I like Tom a lot, but I disagree with just about every single part of his post. I really, really do. I think it's horrible, horrible advice for a young person, even though it comes from a good-ish place. I certainly feel Tom's frustration with the elevated expectations of young men and women, and we should certainly could do more to expand their ideas of success and possible life choices. But other than that...it's just kind of mean and bitter.
Let's think about it this way. A student in a history seminar takes a liking to the course work, even though she's not a major and writes the professor a message saying, "I know my last paper's haven't been great, but I'm really excited by this material and the coursework and I want to be the best student I can be. And, who knows, maybe I'll wind up as President and can invite you to the inauguration! I hope so!" Do you think the professor should respond with, "Well, since no women and only 43 people have ever been President of the US, it's not a very realistic or conceivable goal. You should think about your other options right now!"? Is that going to further this student's career? Their growth? Honestly, we wouldn't even expect a teacher to say that. And way more folks have won Academy Awards in acting (nearly 300) than have won the presidency.

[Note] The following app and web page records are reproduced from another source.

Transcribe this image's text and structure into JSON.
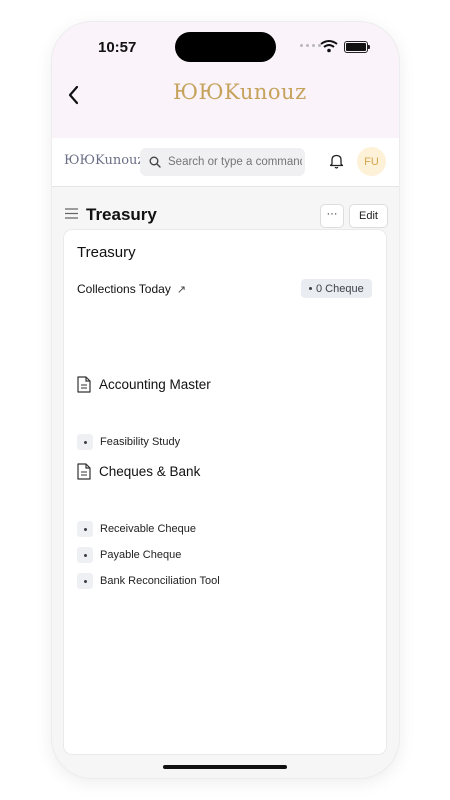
{
  "status_bar": {
    "time": "10:57"
  },
  "app_bar": {
    "back_icon": "chevron-left-icon",
    "brand": "ЮЮKunouz"
  },
  "toolbar": {
    "logo": "ЮЮKunouz",
    "search": {
      "placeholder": "Search or type a command",
      "icon": "search-icon"
    },
    "notifications_icon": "bell-icon",
    "avatar_initials": "FU",
    "avatar_color": "#fdf1d8"
  },
  "page": {
    "title": "Treasury",
    "more_label": "···",
    "edit_label": "Edit"
  },
  "card": {
    "title": "Treasury",
    "collections": {
      "label": "Collections Today",
      "arrow": "↗",
      "badge": "0 Cheque"
    },
    "sections": [
      {
        "title": "Accounting Master",
        "items": [
          "Feasibility Study"
        ]
      },
      {
        "title": "Cheques & Bank",
        "items": [
          "Receivable Cheque",
          "Payable Cheque",
          "Bank Reconciliation Tool"
        ]
      }
    ]
  }
}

Listen, I get that it's an unrealistic goal if this kid thinks one class is going to turn him into an award-winning actor. But, from my read and Tom's description, this is a young guy, trying it out, and trying to work hard. Why shouldn't he aim high? Say what you want about the politics or whatever about it, but it's basically the highest award an actor can win and it generally goes to a pretty accomplished or skilled actor. Yes, yes, advantages and unfairness and blah blah blah, but really, it's not just given out to anyone. And this kid is willing to do the work. He's not asking for a pass or a easy ride. He's offering to come in and do extra work to feel satisfaction. Why would you want to discourage that?
What's worse about this is making the connection between this kid, who again is looking to work harder, and the likes of the odious reality-TV "stars." When these things come up, there's always this current of, well, sneering at awards and success as the product of a selfish desire for attention. An artist should want to achieve at high level, they should push themselves to be the best they can be, and, in a lot of ways, accolades are proof of that. And they come with a pretty big stage and the opportunity to affect lives. I'm not saying that everyone has noble goals and intents, but not everyone has shallow, self-serving goals, either.
The kid isn't thinking rationally...but what kid is? He's a college student and trying out the things that fall in his path. Today, it's Oscar-winner. Tomorrow, it may be brain surgeon. Or astronaut. But right now he is thinking, if he wants to win an Oscar, he has to work harder and hold himself to a higher standard. All of that is the first step in the right direction. And along that path...who knows? This kid may want to be a big acting star now, but if he pursues it, he may find he doesn't like it and wants to do something else, write, design, direct, or teach. He may decide that he wants to head back to his hometown and found a community theatre. Who knows where his path goes. But to start him off telling him to give up on his dreams...that's a dead end.